*“Header cards” have the words or word parts demonstrating the concept you want students to sort for. They are the examples.
For example, using the sample below, "If I know uck (looking at the header card) this must be 'cl-uck-ing, clucking!'” If a word is sorted incorrectly, the buddy assists and the word must be read three times before being placed correctly. I do the quick check with students who are struggling the most, so I can better support them. I might also work with them in a small group to assist as needed.
Another way to hold students accountable is to have them store the words and sort them again the following day with a different buddy doing the checking.
When we complete the sort on the first day, students collect their word cards and put them in an envelope. They write the headers on the front. On the second day, they get out their sorts again and re-sort, this time in one minute! (If one minute is too fast for your students, adjust the timed sort accordingly.) (Blevins, 2016)
Now, a different buddy does a 'quick check.' Students count the number of words they were able to sort in that minute, then remix the words and complete another timed sort, challenging themselves to get just a little bit faster. Students love the game-like feel of this activity and it builds automaticity. Finally, have students take their envelopes home and invite them to re-sort the words one more time with a parent or sibling (more accountability). This person can sign the envelope so it can be returned to school for "extra credit."

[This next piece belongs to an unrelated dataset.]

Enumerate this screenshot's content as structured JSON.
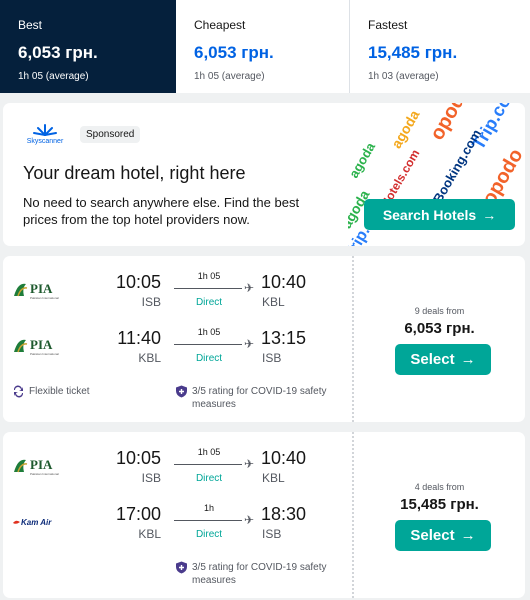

Problem #3: One-size-fits-all doesn’t fit all
Finally, sometimes we become tired of a one-size-fits-all approach to word sorts, but have trouble finding the time to locate different sorts for different needs.
What to do:
Create a table with two or three columns. Write your header words or word parts at the top in the first row. Then, put simple single syllable words on the next few rows, moving to longer single syllable words (words with more complex onsets, like blends or digraphs) on the next rows, then simple two syllable words with simple affixes, followed by multisyllabic words and more advanced vocabulary in the rows at the bottom of the page. Here is an example for short i.
Now, all you need do is copy and make strategic cuts to easily differentiate for different groups of students. Below is an illustration of how this might occur (using a sort focused on short e).
Easy peasy! If you’d rather, you can see my new book, 85 Differentiated Word Sorts, for sorts ready-made in this way. The book covers short vowels, long vowels, r-controlled vowels, diphthongs and variant vowels, consonant digraphs, beginning blends, ending blends, and affixes, emphasizing all the highest frequency chunks as identified by research. There are also review sorts with mixed practice. All are one-page sorts, ready for you to use to reinforce the concept you’re teaching while easily differentiating with just a few quick snips.
I sincerely hope this book makes your teaching-life a little bit easier. If you have further questions, feel free to contact me at firstname.lastname@example.org. Happy sorting!